a high rate of reactivity -- and they race through
bloodthirsty mosquitoes searching for prey.
to water or soil contaminated with carcinogenic solvents used
in dry cleaning
and industrial processes, nanoparticles remove chlorine and
solvents to harmless hydrocarbons and chlorides commonly found
in table salt.
The approach is dramatically more effective than traditional
that require water to be pumped out, treated, then
Nanoparticle technology offers the potential for significant
example, a $20-million clean-up project might cost $5 million,
and nationwide savings could be staggering when you consider that
government alone projects spending $750 billion in the next 30 years
clean up contaminated groundwater.
The method also holds promise for
reducing the impact of bioterrorist
attempts to contaminate water because
nanoparticles can reduce biological
and chemical agents quickly, according to
Zhang. For example, Lehigh
researchers say the tiny particles were tested and
found effective in
detoxifying cyanide. The technology also might offer a
safer, cheaper, and
faster way to clean up nuclear waste and Superfund
The effectiveness of the new technology was demonstrated at the Trance
recently at its Trenton N.J. manufacturing plant. Trane, a maker of
conditioning systems, has been investigating a toxic trichloroethene

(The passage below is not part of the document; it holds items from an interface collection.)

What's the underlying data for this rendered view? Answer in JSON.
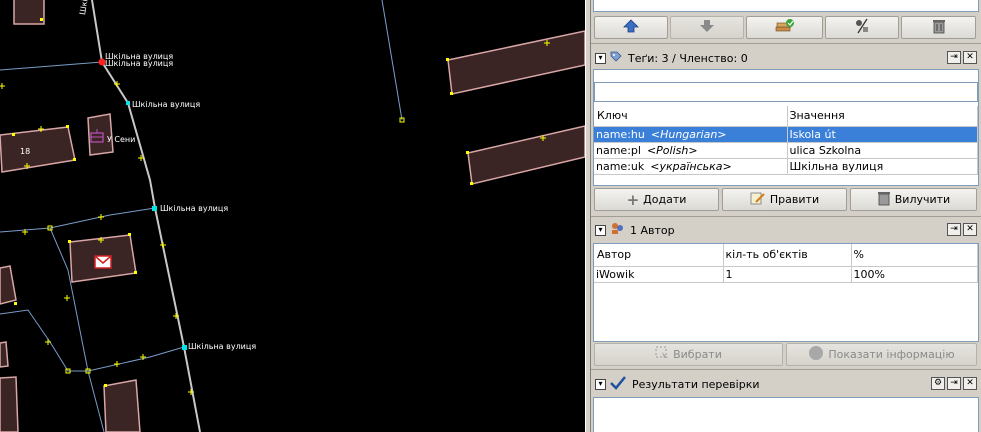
{
  "map": {
    "street_labels": [
      "Шкільна вулиця",
      "Шкільна вулиця",
      "Шкільна вулиця",
      "Шкільна вулиця",
      "Шкільна вулиця"
    ],
    "house_number": "18",
    "poi_label": "У Сени",
    "vertical_street_label": "Шкільна вул",
    "colors": {
      "road": "#c8c8c8",
      "footway": "#7a9cc8",
      "building_fill": "#3a2424",
      "building_stroke": "#d9a6a6",
      "node": "#ffff00",
      "selected_node": "#00e5e5",
      "junction": "#ff2020"
    }
  },
  "toolbar": {
    "buttons": [
      {
        "icon": "arrow-up-icon"
      },
      {
        "icon": "arrow-down-icon"
      },
      {
        "icon": "layers-check-icon"
      },
      {
        "icon": "tag-edit-icon"
      },
      {
        "icon": "trash-icon"
      }
    ]
  },
  "tags": {
    "title": "Теґи: 3 / Членство: 0",
    "filter_value": "",
    "columns": [
      "Ключ",
      "Значення"
    ],
    "rows": [
      {
        "key": "name:hu",
        "lang": "<Hungarian>",
        "value": "Iskola út",
        "selected": true
      },
      {
        "key": "name:pl",
        "lang": "<Polish>",
        "value": "ulica Szkolna",
        "selected": false
      },
      {
        "key": "name:uk",
        "lang": "<українська>",
        "value": "Шкільна вулиця",
        "selected": false
      }
    ],
    "add_label": "Додати",
    "edit_label": "Правити",
    "delete_label": "Вилучити"
  },
  "authors": {
    "title": "1 Автор",
    "columns": [
      "Автор",
      "кіл-ть об'єктів",
      "%"
    ],
    "rows": [
      {
        "author": "iWowik",
        "count": "1",
        "percent": "100%"
      }
    ],
    "select_label": "Вибрати",
    "info_label": "Показати інформацію"
  },
  "validation": {
    "title": "Результати перевірки"
  }
}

plume for several years. The company put nanoparticles to work in
monitoring wells. Samples taken from the wells 12 hours after

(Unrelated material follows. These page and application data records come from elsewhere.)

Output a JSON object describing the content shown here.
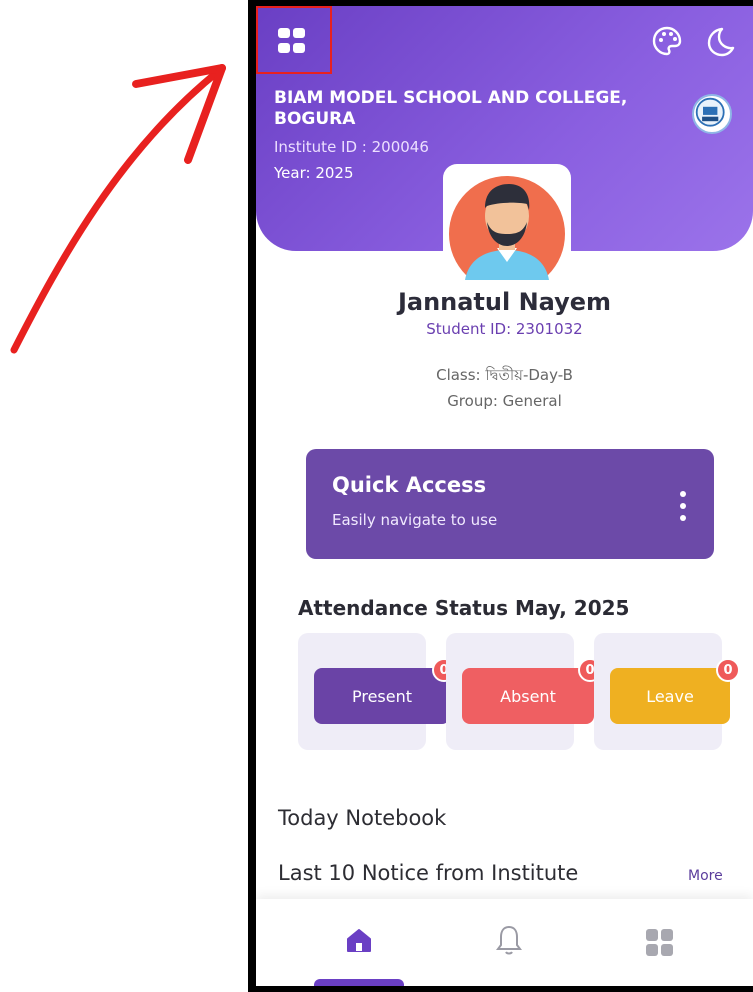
{
  "header": {
    "school_name": "BIAM MODEL SCHOOL AND COLLEGE, BOGURA",
    "institute_id": "Institute ID : 200046",
    "year": "Year: 2025",
    "icons": [
      "menu-grid-icon",
      "palette-icon",
      "moon-icon"
    ]
  },
  "profile": {
    "name": "Jannatul Nayem",
    "student_id": "Student ID: 2301032",
    "class": "Class: দ্বিতীয়-Day-B",
    "group": "Group: General"
  },
  "quick_access": {
    "title": "Quick Access",
    "subtitle": "Easily navigate to use"
  },
  "attendance": {
    "title": "Attendance Status May, 2025",
    "items": [
      {
        "label": "Present",
        "count": "0",
        "color": "#6a43a6"
      },
      {
        "label": "Absent",
        "count": "0",
        "color": "#ef5f62"
      },
      {
        "label": "Leave",
        "count": "0",
        "color": "#efb021"
      }
    ]
  },
  "sections": {
    "notebook": "Today Notebook",
    "notice": "Last 10 Notice from Institute",
    "more": "More"
  },
  "bottom_nav": {
    "items": [
      "home-icon",
      "bell-icon",
      "grid-icon"
    ],
    "active": "home"
  },
  "colors": {
    "accent": "#6a3fc4",
    "highlight_box": "#e8211f"
  }
}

nanoparticles had been injected showed that as much as 96 percent of the
was reduced to harmless ethylene and ethane.
"This is the first
technology that we have found that has the potential to

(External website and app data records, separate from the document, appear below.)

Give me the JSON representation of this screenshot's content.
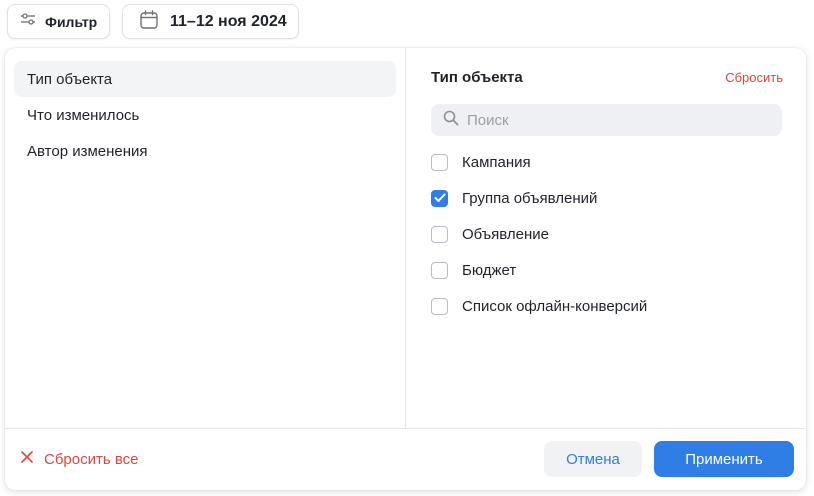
{
  "toolbar": {
    "filter_label": "Фильтр",
    "date_label": "11–12 ноя 2024"
  },
  "categories": [
    {
      "label": "Тип объекта",
      "active": true
    },
    {
      "label": "Что изменилось",
      "active": false
    },
    {
      "label": "Автор изменения",
      "active": false
    }
  ],
  "detail": {
    "title": "Тип объекта",
    "reset_label": "Сбросить",
    "search_placeholder": "Поиск",
    "options": [
      {
        "label": "Кампания",
        "checked": false
      },
      {
        "label": "Группа объявлений",
        "checked": true
      },
      {
        "label": "Объявление",
        "checked": false
      },
      {
        "label": "Бюджет",
        "checked": false
      },
      {
        "label": "Список офлайн-конверсий",
        "checked": false
      }
    ]
  },
  "footer": {
    "reset_all_label": "Сбросить все",
    "cancel_label": "Отмена",
    "apply_label": "Применить"
  },
  "colors": {
    "accent": "#2f7ee6",
    "danger": "#e0463c"
  },
  "icons": {
    "filter": "sliders-icon",
    "date": "calendar-icon",
    "search": "search-icon",
    "reset_all": "close-icon",
    "check": "checkmark-icon"
  }
}
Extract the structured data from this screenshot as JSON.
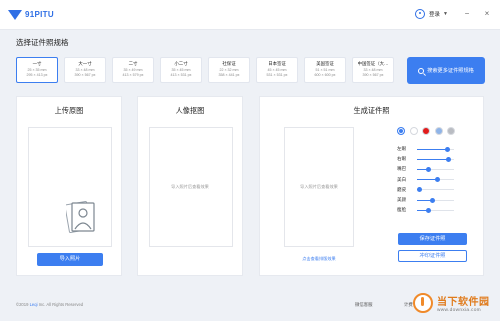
{
  "app": {
    "logo_text": "91PITU",
    "user_label": "登录",
    "win_min": "−",
    "win_close": "×"
  },
  "spec_section": {
    "title": "选择证件照规格"
  },
  "specs": [
    {
      "name": "一寸",
      "size_mm": "25 × 35 mm",
      "size_px": "295 × 413 px",
      "active": true
    },
    {
      "name": "大一寸",
      "size_mm": "33 × 48 mm",
      "size_px": "390 × 567 px",
      "active": false
    },
    {
      "name": "二寸",
      "size_mm": "35 × 49 mm",
      "size_px": "413 × 579 px",
      "active": false
    },
    {
      "name": "小二寸",
      "size_mm": "35 × 45 mm",
      "size_px": "413 × 531 px",
      "active": false
    },
    {
      "name": "社保证",
      "size_mm": "22 × 32 mm",
      "size_px": "358 × 441 px",
      "active": false
    },
    {
      "name": "日本签证",
      "size_mm": "45 × 45 mm",
      "size_px": "531 × 531 px",
      "active": false
    },
    {
      "name": "美国签证",
      "size_mm": "51 × 51 mm",
      "size_px": "600 × 600 px",
      "active": false
    },
    {
      "name": "中国签证（大…",
      "size_mm": "33 × 48 mm",
      "size_px": "390 × 567 px",
      "active": false
    }
  ],
  "search_more_label": "搜索更多证件照规格",
  "upload_panel": {
    "title": "上传原图",
    "button": "导入照片"
  },
  "cutout_panel": {
    "title": "人像抠图",
    "hint": "导入照片后查看效果"
  },
  "result_panel": {
    "title": "生成证件照",
    "hint": "导入照片后查看效果",
    "link": "点击查看排版效果",
    "save_button": "保存证件照",
    "print_button": "冲印证件照"
  },
  "background_colors": [
    "#3c7ef0",
    "#ffffff",
    "#e21b1b",
    "#8fb4e8",
    "#b9bcc2"
  ],
  "sliders": [
    {
      "label": "左眼",
      "value": 0.82
    },
    {
      "label": "右眼",
      "value": 0.86
    },
    {
      "label": "嘴巴",
      "value": 0.3
    },
    {
      "label": "美白",
      "value": 0.55
    },
    {
      "label": "磨皮",
      "value": 0.08
    },
    {
      "label": "美颜",
      "value": 0.42
    },
    {
      "label": "瘦脸",
      "value": 0.3
    }
  ],
  "footer": {
    "copyright_pre": "©2019",
    "copyright_brand": "Leqi",
    "copyright_post": "Inc. All Rights Reserved",
    "link_service": "微信客服",
    "link_feedback": "计费"
  },
  "watermark": {
    "main": "当下软件园",
    "sub": "www.downxia.com"
  }
}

clean up the
thousands of sites in many industries in the U.S., where
currently nothing is
happening,'' says Chang Tai, environmental and safety
Lehigh's researchers plan to test their remediation method this year
other contaminated groundwater sites, and are exploring the use
nanoparticles to neutralize explosives and treat nuclear waste
Nanotechnology Fact Sheet
-- Scientists say much of the nation's
groundwater is already contaminated.
Over the next 30 years, the U.S.
government alone estimates it will spend
$750 billion to clean up
contaminated groundwater, or about $8,000 per
traditional "pump and treat" clean-up method requires hydraulic pumps
bring the groundwater to the surface. The contaminated water then needs
treated in a treatment vessel to meet federal drinking water
at this point can the water be discharged.
-- Nanoparticle technology treats
water "in situ," or right in the ground.
The nanoparticles are injected into
the ground and they race around
cleansing the contaminated water.
the Trane Co. manufacturing site in Trenton, N.J., water samples were
from wells 12 hours after the nanoparticles were injected, and 96
the chemical pollution was reduced to harmless gases. Prior to
that, the most
effective method produced only a 25- percent reduction.
-- Zhang and Dan
Elliott, a Ph.D. candidate who left his job as a promising
engineer to work with Zhang on the breakthrough technology,
results of their Trenton site tests in November 2001 in the
Environmental Science and Technology. Their work was also featured
Dec. 17, 2001, issue of Chemical and Engineering News.
-- The Lehigh
scientists are searching for funding to scale up their
production, as they cannot produce them fast enough for the
tests they want
-- Nanoparticle technology could work to counter terrorist attempts
contaminate drinking water supplies, as the particles can reduce
and chemical agents quickly. For example, researchers have found
nanoparticles can detoxify cyanide.
-- The tiny particles could be
useful in cleaning up nuclear waste, as
larger particles have already been
found effective in treating uranium.
Nanoparticles also are effective in
neutralizing organic solvents, which
make up the contamination in half the
nation's Superfund sites.
/CONTACT: Tracey Moran,
610-758-4573; William Johnson, 610-758-3172/
/Web Site: http://www.lehigh.edu /